WHAT THIS TASK INVOLVES
If a line in the listing below includes the word "Grade", pick it out.

EXERCISE MATERIAL
[Start of section]

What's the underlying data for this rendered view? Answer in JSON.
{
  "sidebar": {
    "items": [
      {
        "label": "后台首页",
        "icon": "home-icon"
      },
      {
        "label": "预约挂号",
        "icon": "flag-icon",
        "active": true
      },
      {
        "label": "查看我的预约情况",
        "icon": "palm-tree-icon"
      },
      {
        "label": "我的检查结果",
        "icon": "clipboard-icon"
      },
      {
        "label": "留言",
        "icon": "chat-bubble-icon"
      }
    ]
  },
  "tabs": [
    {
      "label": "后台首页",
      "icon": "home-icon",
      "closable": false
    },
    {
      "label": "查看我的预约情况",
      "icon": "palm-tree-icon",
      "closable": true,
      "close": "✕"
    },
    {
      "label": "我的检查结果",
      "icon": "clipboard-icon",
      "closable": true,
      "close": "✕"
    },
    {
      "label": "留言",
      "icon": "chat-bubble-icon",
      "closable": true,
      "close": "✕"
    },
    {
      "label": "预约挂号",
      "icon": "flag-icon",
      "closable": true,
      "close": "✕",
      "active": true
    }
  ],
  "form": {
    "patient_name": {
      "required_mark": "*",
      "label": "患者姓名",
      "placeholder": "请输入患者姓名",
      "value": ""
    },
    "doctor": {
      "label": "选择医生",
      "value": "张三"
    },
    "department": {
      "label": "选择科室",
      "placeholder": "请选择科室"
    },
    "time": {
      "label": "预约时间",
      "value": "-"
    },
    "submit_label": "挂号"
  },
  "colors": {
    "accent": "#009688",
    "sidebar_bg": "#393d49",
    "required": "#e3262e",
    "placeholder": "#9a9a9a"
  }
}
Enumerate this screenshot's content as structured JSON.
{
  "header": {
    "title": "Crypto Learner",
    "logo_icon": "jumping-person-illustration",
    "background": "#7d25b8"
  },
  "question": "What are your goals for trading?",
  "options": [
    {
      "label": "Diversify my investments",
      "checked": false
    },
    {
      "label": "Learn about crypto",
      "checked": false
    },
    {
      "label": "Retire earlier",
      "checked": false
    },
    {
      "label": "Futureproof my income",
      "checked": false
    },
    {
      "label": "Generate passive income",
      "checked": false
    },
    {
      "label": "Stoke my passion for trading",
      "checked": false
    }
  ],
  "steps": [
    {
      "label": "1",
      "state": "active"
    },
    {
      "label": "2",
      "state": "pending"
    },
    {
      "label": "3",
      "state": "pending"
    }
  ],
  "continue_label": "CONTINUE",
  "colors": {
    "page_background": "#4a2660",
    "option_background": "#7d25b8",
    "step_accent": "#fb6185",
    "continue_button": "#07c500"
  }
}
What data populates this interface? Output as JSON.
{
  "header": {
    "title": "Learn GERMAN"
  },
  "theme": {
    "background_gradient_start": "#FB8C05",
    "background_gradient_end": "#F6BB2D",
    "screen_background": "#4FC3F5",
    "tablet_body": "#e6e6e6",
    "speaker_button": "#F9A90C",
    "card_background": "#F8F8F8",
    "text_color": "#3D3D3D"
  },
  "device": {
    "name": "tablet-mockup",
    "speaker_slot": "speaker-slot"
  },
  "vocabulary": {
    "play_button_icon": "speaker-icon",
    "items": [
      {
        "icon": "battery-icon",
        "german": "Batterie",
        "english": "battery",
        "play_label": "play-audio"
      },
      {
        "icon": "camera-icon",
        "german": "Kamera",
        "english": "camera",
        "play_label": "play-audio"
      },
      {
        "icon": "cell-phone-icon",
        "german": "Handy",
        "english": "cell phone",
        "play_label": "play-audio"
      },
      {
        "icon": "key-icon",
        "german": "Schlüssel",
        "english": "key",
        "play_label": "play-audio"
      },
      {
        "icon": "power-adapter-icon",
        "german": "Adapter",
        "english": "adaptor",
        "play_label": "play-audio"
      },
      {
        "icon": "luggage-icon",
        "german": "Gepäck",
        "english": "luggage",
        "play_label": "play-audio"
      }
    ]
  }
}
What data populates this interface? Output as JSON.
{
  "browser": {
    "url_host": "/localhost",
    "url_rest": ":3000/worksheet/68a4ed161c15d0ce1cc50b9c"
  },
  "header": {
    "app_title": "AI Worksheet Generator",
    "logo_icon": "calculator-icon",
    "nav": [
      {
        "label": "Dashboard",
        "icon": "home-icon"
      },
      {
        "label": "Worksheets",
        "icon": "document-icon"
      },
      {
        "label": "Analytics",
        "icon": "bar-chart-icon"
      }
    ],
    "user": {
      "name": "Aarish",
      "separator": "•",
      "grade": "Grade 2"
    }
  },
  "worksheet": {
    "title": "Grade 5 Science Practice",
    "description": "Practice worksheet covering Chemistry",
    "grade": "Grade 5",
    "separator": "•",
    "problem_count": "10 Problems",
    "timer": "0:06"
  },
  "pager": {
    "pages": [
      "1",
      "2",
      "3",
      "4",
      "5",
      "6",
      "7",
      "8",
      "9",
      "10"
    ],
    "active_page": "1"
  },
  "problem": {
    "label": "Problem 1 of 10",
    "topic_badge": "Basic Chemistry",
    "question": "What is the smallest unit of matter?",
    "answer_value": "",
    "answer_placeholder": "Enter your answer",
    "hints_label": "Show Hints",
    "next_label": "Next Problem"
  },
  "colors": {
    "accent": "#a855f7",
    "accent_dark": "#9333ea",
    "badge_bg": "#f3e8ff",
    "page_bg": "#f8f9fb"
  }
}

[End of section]

OUTPUT FOR THIS TASK
      "grade": "Grade 2"
    "title": "Grade 5 Science Practice",
    "grade": "Grade 5",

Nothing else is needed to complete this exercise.